St. Paul police have shot and killed 11 people since 2008, according to an MPR News analysis. Police in Minneapolis, a much larger city, have killed four in that time. Smith said the use of deadly force was justified in all the St. Paul cases.
While violent crime has gone down nationally in recent decades, gun violence in particular continues to plague urban areas, the chief added. In 2012, the department recovered a record number of firearms, more than 600.
That's a huge increase over previous years, he said. "Fifteen years ago, you hardly ever heard of anybody having a gun."
Out of the 11 shootings since 2008, at least eight of the people killed by St. Paul police were men of color.

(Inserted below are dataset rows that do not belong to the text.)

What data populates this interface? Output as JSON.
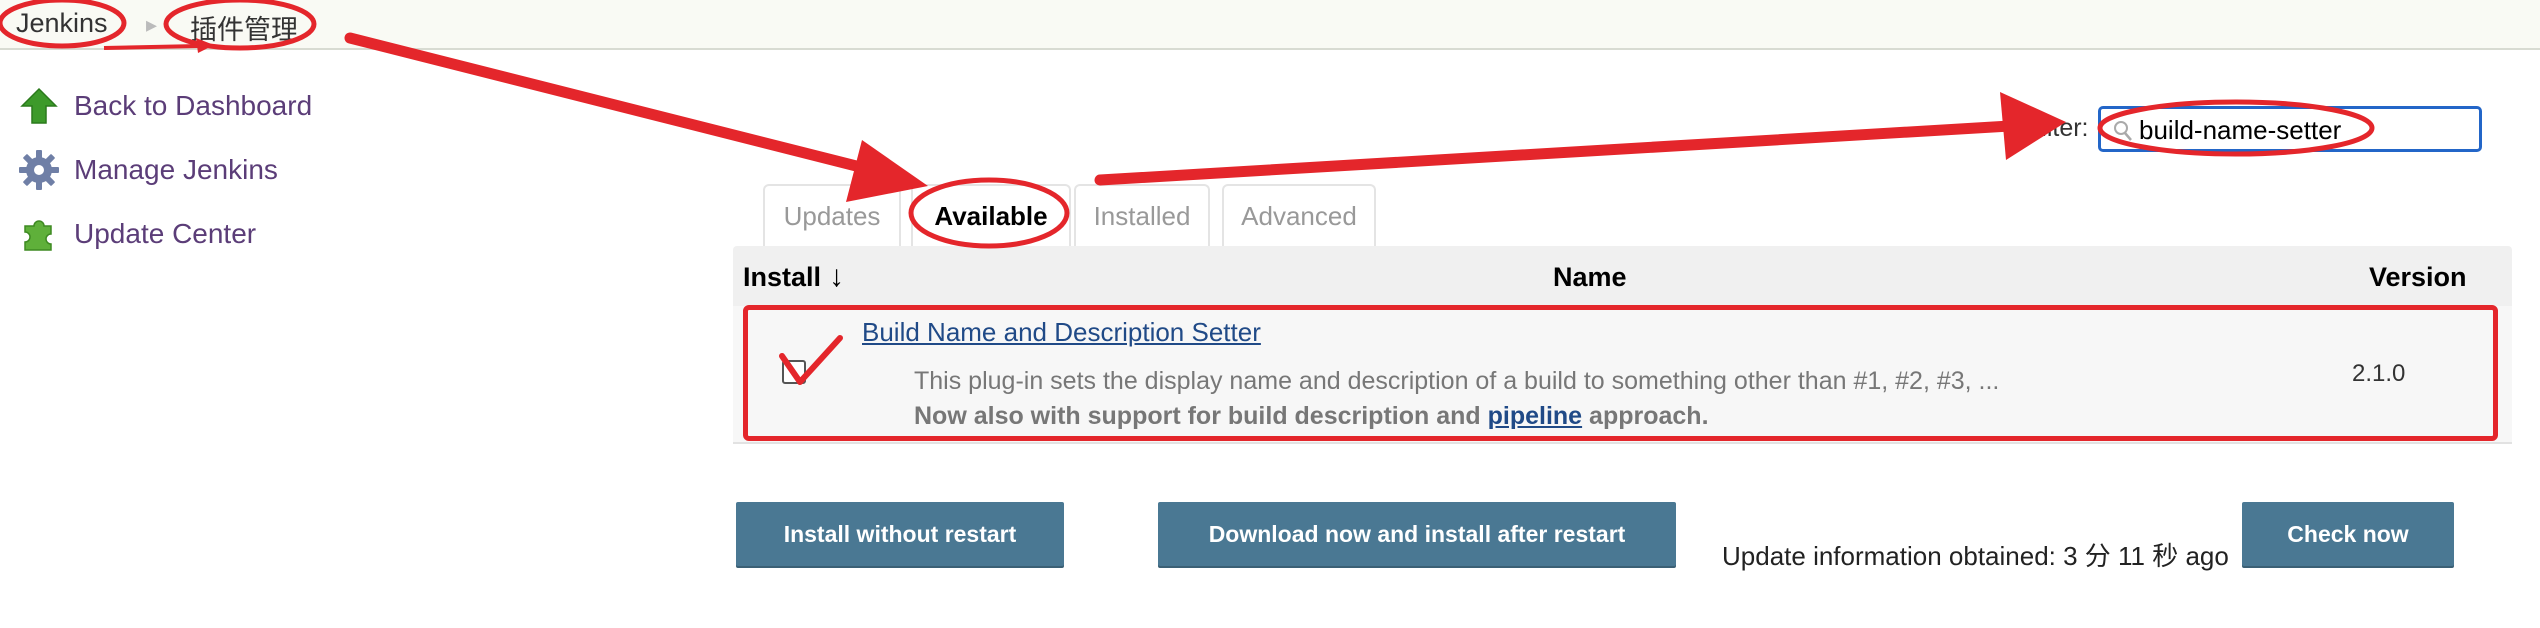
{
  "breadcrumb": {
    "root": "Jenkins",
    "current": "插件管理"
  },
  "sidebar": {
    "items": [
      {
        "label": "Back to Dashboard",
        "icon": "up-arrow-icon"
      },
      {
        "label": "Manage Jenkins",
        "icon": "gear-icon"
      },
      {
        "label": "Update Center",
        "icon": "puzzle-icon"
      }
    ]
  },
  "filter": {
    "label": "Filter:",
    "value": "build-name-setter"
  },
  "tabs": [
    {
      "label": "Updates",
      "active": false
    },
    {
      "label": "Available",
      "active": true
    },
    {
      "label": "Installed",
      "active": false
    },
    {
      "label": "Advanced",
      "active": false
    }
  ],
  "table": {
    "headers": {
      "install": "Install",
      "sort_indicator": "↓",
      "name": "Name",
      "version": "Version"
    },
    "rows": [
      {
        "name": "Build Name and Description Setter",
        "description": "This plug-in sets the display name and description of a build to something other than #1, #2, #3, ...",
        "note_prefix": "Now also with support for build description and",
        "note_link": "pipeline",
        "note_suffix": "approach.",
        "version": "2.1.0",
        "checked": false
      }
    ]
  },
  "buttons": {
    "install_without_restart": "Install without restart",
    "download_after_restart": "Download now and install after restart",
    "check_now": "Check now"
  },
  "update_info": "Update information obtained: 3 分 11 秒 ago",
  "colors": {
    "annotation_red": "#e4262b",
    "button_bg": "#4a7893",
    "link": "#204a87",
    "sidebar_link": "#5b3d78",
    "filter_border": "#2366c8"
  }
}
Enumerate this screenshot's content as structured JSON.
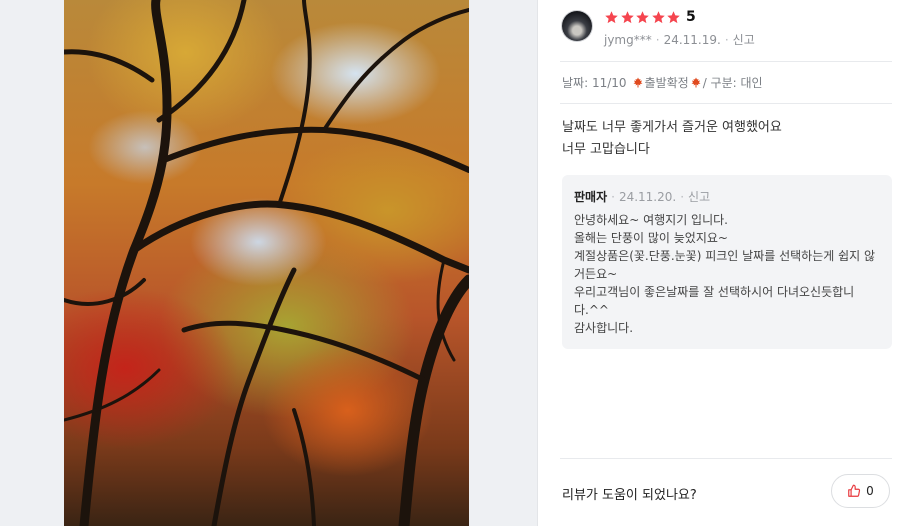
{
  "review": {
    "rating_stars": 5,
    "rating_label": "5",
    "user": "jymg***",
    "date": "24.11.19.",
    "report": "신고",
    "trip": {
      "date_label": "날짜: 11/10",
      "status": "출발확정",
      "type_label": "/ 구분: 대인"
    },
    "body_lines": [
      "날짜도 너무 좋게가서 즐거운 여행했어요",
      "너무 고맙습니다"
    ]
  },
  "reply": {
    "author": "판매자",
    "date": "24.11.20.",
    "report": "신고",
    "lines": [
      "안녕하세요~ 여행지기 입니다.",
      "올해는 단풍이 많이 늦었지요~",
      "계절상품은(꽃.단풍.눈꽃) 피크인 날짜를 선택하는게 쉽지 않",
      "거든요~",
      "우리고객님이 좋은날짜를  잘 선택하시어 다녀오신듯합니",
      "다.^^",
      "감사합니다."
    ]
  },
  "footer": {
    "helpful_question": "리뷰가 도움이 되었나요?",
    "like_count": "0"
  },
  "colors": {
    "star": "#f5454f",
    "leaf": "#e04a1e",
    "like_icon": "#e8383d"
  },
  "icons": {
    "star": "star-icon",
    "leaf": "maple-leaf-icon",
    "like": "thumbs-up-icon"
  }
}
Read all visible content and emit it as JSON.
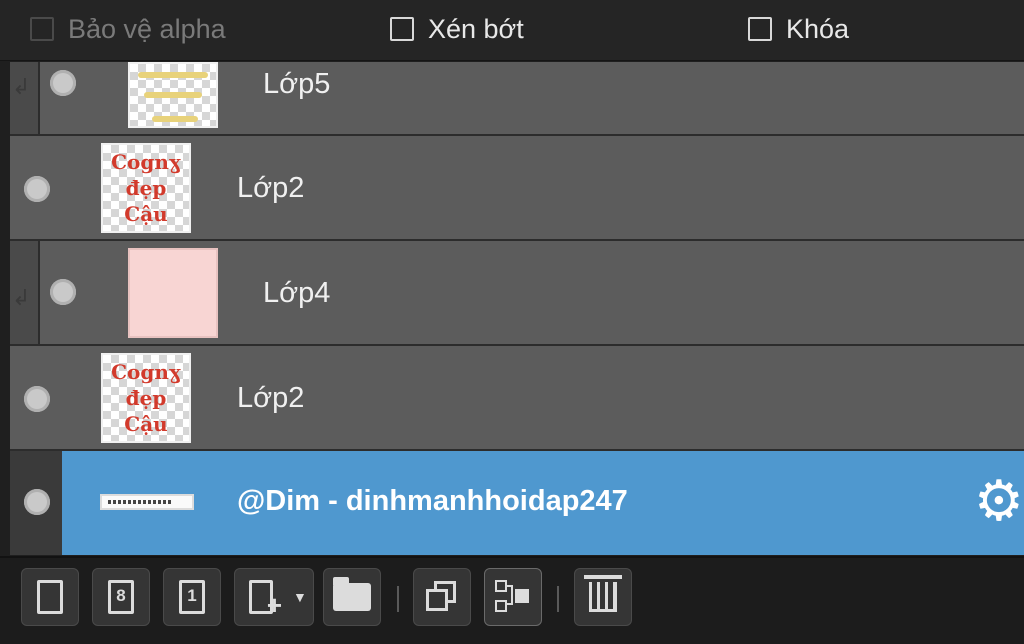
{
  "options": {
    "alpha_protect": {
      "label": "Bảo vệ alpha",
      "checked": false,
      "enabled": false
    },
    "clip": {
      "label": "Xén bớt",
      "checked": false,
      "enabled": true
    },
    "lock": {
      "label": "Khóa",
      "checked": false,
      "enabled": true
    }
  },
  "layers": [
    {
      "name": "Lớp5",
      "visible": true,
      "clipped": true,
      "thumb": "yellow-stripes"
    },
    {
      "name": "Lớp2",
      "visible": true,
      "clipped": false,
      "thumb": "red-text"
    },
    {
      "name": "Lớp4",
      "visible": true,
      "clipped": true,
      "thumb": "pink-fill"
    },
    {
      "name": "Lớp2",
      "visible": true,
      "clipped": false,
      "thumb": "red-text"
    },
    {
      "name": "@Dim - dinhmanhhoidap247",
      "visible": true,
      "clipped": false,
      "selected": true,
      "thumb": "text-bar"
    }
  ],
  "thumb_text": [
    "Cognɣ",
    "đẹp",
    "Cậu"
  ],
  "toolbar": {
    "buttons": [
      {
        "name": "new-layer-button",
        "icon": "new-page-icon"
      },
      {
        "name": "new-8bit-layer-button",
        "icon": "page-8-icon",
        "glyph": "8"
      },
      {
        "name": "new-1bit-layer-button",
        "icon": "page-1-icon",
        "glyph": "1"
      },
      {
        "name": "add-layer-menu-button",
        "icon": "page-plus-dropdown-icon"
      },
      {
        "name": "new-folder-button",
        "icon": "folder-icon"
      },
      {
        "name": "duplicate-layer-button",
        "icon": "duplicate-icon"
      },
      {
        "name": "merge-layer-button",
        "icon": "merge-down-icon"
      },
      {
        "name": "delete-layer-button",
        "icon": "trash-icon"
      }
    ]
  },
  "colors": {
    "selected_bg": "#4f98cf",
    "layer_bg": "#5c5c5c",
    "panel_bg": "#1f1f1f"
  }
}
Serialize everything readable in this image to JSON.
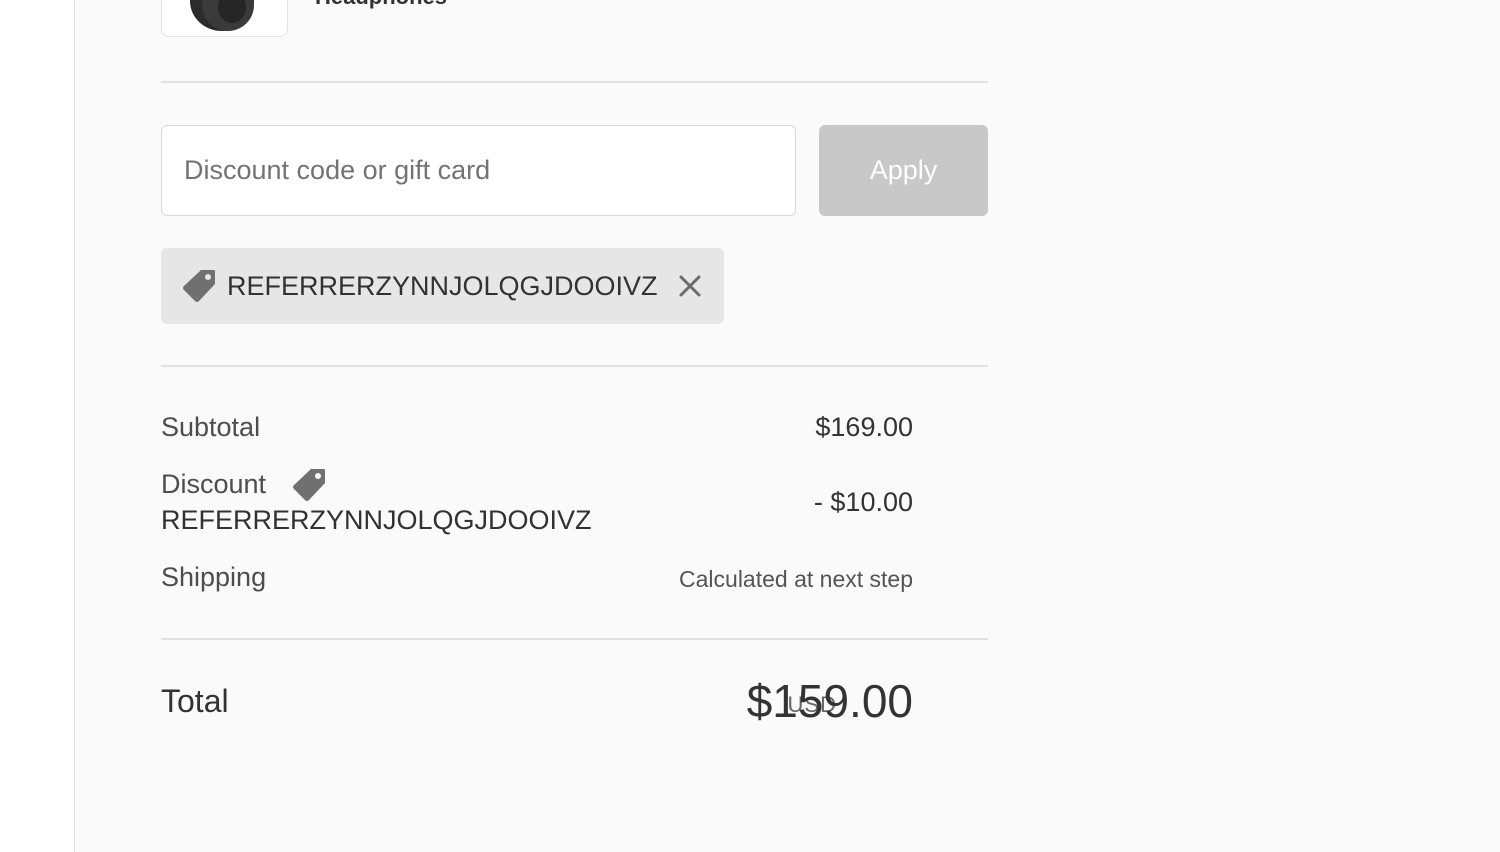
{
  "product": {
    "name": "Headphones",
    "image_icon": "headphones-product-image"
  },
  "discount": {
    "input_placeholder": "Discount code or gift card",
    "input_value": "",
    "apply_label": "Apply",
    "applied_code": "REFERRERZYNNJOLQGJDOOIVZ",
    "tag_icon": "tag-icon",
    "remove_icon": "close-icon"
  },
  "summary": {
    "subtotal_label": "Subtotal",
    "subtotal_value": "$169.00",
    "discount_label": "Discount",
    "discount_code": "REFERRERZYNNJOLQGJDOOIVZ",
    "discount_value": "- $10.00",
    "shipping_label": "Shipping",
    "shipping_value": "Calculated at next step",
    "total_label": "Total",
    "currency": "USD",
    "total_value": "$159.00"
  },
  "colors": {
    "summary_background": "#fafafa",
    "apply_button_disabled": "#c8c8c8",
    "chip_background": "#e6e6e6",
    "tag_icon": "#707070"
  }
}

And they've taken place at a time of simmering tensions between African-American community members and law enforcement across the country, particularly in the wake of decisions by grand juries not to indict white police officers who killed unarmed black men in Missouri and New York.
Smith, who claims mixed ancestry including African-American heritage, said he is talking with black community leaders about their concerns that most of the men killed by police in St. Paul were minorities. He said he's also listening to concerns of "implicit bias" of officers when faced with split-second decisions.
"It's a new era today," he said. "There's loud voices nationally. We're not closing our eyes to those conversations, and we're working with our partners to address those issues."